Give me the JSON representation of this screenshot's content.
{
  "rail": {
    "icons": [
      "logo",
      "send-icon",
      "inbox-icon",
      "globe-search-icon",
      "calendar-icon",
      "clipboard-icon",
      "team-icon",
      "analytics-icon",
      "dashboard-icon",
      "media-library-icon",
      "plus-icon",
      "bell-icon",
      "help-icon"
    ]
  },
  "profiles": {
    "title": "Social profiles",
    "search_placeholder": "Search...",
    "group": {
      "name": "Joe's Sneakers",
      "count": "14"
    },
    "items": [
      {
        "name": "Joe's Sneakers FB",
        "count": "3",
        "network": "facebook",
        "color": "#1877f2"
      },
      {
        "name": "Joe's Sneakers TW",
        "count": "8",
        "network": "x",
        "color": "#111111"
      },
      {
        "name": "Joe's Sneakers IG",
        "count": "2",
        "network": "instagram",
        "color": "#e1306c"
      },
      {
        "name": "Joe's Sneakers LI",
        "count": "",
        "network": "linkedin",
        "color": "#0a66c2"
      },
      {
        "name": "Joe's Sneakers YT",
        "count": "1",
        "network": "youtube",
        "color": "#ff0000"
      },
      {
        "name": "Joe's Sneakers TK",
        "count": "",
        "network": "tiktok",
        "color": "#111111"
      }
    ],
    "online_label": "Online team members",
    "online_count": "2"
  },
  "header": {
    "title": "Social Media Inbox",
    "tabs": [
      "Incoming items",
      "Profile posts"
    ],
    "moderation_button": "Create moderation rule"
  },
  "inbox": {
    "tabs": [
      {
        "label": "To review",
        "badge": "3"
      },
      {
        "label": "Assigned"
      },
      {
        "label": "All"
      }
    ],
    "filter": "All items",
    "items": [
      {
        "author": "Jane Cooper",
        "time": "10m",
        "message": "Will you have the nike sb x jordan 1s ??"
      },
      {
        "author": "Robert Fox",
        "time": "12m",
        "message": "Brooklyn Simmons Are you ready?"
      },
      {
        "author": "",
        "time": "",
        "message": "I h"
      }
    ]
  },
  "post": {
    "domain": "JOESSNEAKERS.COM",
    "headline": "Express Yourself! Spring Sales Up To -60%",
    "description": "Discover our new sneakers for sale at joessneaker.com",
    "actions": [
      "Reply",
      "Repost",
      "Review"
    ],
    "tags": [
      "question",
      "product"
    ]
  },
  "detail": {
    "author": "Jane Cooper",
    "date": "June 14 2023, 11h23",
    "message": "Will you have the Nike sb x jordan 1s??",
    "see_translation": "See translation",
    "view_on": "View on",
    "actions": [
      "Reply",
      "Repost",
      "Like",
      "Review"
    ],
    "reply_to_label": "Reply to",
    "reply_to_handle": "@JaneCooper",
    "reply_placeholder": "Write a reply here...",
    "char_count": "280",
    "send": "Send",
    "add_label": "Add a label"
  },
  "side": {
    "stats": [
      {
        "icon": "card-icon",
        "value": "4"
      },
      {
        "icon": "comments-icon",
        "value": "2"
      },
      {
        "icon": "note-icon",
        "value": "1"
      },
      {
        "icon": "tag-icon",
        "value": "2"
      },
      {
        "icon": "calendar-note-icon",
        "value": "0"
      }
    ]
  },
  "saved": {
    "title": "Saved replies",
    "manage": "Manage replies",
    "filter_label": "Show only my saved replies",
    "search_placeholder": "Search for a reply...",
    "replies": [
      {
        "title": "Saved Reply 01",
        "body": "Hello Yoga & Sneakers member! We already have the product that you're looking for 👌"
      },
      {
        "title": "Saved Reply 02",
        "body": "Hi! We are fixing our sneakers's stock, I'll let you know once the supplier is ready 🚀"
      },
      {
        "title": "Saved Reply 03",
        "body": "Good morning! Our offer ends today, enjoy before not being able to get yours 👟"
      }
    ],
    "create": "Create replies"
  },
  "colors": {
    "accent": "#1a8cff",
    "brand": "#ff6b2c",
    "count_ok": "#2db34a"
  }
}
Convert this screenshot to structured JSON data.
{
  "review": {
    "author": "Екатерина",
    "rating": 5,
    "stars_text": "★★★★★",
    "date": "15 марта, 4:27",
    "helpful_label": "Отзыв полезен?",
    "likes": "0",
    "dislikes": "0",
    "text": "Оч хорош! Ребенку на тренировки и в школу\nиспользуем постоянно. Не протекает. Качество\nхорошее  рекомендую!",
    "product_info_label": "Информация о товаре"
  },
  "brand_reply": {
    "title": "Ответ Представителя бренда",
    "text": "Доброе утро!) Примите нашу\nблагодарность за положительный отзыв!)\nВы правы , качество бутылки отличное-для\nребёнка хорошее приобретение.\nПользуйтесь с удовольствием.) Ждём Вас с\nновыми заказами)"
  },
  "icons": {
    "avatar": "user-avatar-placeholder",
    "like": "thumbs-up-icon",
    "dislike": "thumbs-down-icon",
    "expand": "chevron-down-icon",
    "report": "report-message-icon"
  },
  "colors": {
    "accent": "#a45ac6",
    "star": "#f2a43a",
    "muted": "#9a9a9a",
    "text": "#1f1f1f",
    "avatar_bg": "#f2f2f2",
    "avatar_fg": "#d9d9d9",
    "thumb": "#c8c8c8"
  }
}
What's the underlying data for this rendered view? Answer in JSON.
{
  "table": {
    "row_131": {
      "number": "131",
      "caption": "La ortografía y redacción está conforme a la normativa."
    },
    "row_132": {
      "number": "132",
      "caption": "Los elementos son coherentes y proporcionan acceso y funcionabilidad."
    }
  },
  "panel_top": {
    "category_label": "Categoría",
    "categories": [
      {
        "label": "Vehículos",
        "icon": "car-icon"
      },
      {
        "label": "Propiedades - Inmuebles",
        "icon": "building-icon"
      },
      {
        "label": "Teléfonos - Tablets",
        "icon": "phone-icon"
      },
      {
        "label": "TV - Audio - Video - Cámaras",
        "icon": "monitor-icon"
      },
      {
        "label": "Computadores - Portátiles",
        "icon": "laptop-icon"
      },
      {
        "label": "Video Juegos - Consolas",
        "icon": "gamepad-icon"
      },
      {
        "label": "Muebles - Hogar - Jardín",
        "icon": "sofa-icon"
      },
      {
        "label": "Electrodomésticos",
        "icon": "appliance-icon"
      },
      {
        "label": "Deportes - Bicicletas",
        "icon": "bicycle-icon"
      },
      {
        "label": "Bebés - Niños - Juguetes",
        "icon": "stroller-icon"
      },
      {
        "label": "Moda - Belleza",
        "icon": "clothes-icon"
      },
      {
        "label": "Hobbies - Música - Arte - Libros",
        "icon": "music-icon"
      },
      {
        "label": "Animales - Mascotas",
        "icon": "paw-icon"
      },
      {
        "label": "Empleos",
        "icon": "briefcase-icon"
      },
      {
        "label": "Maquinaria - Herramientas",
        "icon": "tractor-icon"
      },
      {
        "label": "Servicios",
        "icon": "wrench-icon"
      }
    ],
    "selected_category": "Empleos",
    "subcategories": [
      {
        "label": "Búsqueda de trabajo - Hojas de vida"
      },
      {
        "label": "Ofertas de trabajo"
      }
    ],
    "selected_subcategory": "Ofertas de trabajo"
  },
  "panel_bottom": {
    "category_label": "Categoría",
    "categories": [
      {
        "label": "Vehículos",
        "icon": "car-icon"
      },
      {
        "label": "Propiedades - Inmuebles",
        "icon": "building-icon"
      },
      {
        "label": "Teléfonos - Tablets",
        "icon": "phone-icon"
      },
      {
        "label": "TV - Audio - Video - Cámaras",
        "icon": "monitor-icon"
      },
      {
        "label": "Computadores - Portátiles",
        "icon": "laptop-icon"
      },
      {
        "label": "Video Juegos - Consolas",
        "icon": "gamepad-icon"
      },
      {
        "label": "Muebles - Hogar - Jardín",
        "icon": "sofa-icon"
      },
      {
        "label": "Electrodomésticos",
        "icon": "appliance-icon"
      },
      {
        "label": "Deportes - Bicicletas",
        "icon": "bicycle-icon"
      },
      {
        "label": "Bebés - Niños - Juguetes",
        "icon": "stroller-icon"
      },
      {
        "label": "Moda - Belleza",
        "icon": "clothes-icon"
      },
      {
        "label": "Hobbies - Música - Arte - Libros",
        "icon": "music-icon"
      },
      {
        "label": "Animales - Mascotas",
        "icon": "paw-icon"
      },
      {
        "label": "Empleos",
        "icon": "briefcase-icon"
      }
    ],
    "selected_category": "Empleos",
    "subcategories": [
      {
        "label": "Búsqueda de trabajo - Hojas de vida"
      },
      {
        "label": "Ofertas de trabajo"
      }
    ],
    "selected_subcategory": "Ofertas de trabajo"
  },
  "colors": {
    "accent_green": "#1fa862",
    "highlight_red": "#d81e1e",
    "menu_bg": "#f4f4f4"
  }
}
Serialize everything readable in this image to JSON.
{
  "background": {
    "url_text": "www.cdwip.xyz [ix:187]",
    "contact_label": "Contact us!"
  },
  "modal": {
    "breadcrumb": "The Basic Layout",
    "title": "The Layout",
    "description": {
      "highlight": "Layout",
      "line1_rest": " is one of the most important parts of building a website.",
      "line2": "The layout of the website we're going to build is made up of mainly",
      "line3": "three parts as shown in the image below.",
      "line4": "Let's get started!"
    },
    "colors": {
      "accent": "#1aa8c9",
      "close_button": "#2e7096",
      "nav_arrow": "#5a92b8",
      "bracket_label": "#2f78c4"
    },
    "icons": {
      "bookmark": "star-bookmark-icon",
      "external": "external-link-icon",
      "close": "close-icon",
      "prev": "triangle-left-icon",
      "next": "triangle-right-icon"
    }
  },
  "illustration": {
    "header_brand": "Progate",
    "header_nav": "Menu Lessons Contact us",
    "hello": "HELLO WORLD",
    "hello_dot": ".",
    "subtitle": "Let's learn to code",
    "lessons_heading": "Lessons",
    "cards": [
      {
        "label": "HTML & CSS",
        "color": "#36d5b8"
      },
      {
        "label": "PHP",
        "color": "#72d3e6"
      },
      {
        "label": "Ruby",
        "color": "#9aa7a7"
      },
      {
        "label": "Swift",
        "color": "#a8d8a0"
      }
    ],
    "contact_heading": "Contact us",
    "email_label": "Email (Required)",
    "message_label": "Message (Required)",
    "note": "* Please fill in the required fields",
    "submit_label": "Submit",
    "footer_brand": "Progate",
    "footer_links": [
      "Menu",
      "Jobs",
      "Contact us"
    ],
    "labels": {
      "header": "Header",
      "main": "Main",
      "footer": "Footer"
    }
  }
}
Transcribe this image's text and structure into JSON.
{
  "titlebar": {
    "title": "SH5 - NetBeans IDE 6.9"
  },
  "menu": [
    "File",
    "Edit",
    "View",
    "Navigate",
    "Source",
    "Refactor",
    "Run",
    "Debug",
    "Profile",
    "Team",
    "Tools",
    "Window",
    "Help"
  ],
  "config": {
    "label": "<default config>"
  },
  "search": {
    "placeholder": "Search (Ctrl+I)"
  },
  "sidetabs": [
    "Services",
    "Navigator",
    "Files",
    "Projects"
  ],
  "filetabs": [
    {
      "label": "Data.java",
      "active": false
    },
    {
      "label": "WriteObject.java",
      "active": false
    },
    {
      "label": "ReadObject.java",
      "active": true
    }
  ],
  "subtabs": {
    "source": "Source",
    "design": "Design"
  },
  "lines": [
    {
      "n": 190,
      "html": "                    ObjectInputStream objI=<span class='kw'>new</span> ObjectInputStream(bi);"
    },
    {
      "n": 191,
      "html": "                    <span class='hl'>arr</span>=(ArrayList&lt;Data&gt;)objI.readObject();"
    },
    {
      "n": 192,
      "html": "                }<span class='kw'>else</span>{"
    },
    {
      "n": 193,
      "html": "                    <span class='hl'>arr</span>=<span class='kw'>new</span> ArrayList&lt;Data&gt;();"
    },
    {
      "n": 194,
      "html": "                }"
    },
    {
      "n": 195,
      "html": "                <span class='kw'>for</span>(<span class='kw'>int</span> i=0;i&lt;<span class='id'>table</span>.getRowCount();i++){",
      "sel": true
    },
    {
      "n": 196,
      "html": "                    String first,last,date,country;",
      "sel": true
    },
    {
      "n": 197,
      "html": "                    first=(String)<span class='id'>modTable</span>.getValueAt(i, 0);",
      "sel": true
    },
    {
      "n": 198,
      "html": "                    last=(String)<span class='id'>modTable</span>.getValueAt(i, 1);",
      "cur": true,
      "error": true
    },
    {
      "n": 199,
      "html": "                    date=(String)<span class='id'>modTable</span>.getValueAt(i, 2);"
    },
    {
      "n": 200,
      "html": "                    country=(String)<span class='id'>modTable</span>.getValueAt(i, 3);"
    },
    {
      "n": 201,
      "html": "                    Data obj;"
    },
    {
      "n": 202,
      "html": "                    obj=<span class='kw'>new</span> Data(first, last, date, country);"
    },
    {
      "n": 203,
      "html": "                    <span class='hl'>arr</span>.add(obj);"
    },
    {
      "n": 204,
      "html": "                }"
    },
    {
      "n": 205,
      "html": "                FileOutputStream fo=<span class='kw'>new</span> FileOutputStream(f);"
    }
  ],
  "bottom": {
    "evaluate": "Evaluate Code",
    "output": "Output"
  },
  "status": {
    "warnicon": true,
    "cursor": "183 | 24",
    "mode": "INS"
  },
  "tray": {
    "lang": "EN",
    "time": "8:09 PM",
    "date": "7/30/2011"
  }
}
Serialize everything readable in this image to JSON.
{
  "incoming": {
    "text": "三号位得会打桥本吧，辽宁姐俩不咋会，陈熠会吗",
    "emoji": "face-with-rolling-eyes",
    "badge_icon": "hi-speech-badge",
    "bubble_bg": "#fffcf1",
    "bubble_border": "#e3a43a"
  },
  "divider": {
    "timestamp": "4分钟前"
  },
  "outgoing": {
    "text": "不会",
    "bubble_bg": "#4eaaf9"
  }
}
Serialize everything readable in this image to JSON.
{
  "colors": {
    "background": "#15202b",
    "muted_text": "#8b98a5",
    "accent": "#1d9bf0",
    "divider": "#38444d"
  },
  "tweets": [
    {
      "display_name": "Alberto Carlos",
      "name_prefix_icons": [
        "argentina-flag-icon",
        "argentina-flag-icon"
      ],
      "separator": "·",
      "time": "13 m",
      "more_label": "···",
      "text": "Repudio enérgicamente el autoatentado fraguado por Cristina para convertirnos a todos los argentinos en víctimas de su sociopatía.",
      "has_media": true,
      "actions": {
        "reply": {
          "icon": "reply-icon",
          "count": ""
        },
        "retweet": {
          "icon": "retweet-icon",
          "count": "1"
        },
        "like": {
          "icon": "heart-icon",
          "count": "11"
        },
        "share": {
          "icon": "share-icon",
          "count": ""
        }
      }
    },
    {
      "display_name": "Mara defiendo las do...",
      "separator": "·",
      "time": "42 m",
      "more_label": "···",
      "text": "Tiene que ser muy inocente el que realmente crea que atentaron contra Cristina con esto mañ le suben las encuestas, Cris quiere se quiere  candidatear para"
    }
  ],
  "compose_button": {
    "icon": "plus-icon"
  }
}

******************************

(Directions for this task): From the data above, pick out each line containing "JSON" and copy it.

(Solution for this exercise):
Give me the JSON representation of this screenshot's content.
Convert this screenshot to structured JSON data.
What's the underlying data for this rendered view? Answer in JSON.
Serialize everything readable in this image to JSON.
Transcribe this image's text and structure into JSON.
Serialize everything readable in this image to JSON.
Serialize everything readable in this image to JSON.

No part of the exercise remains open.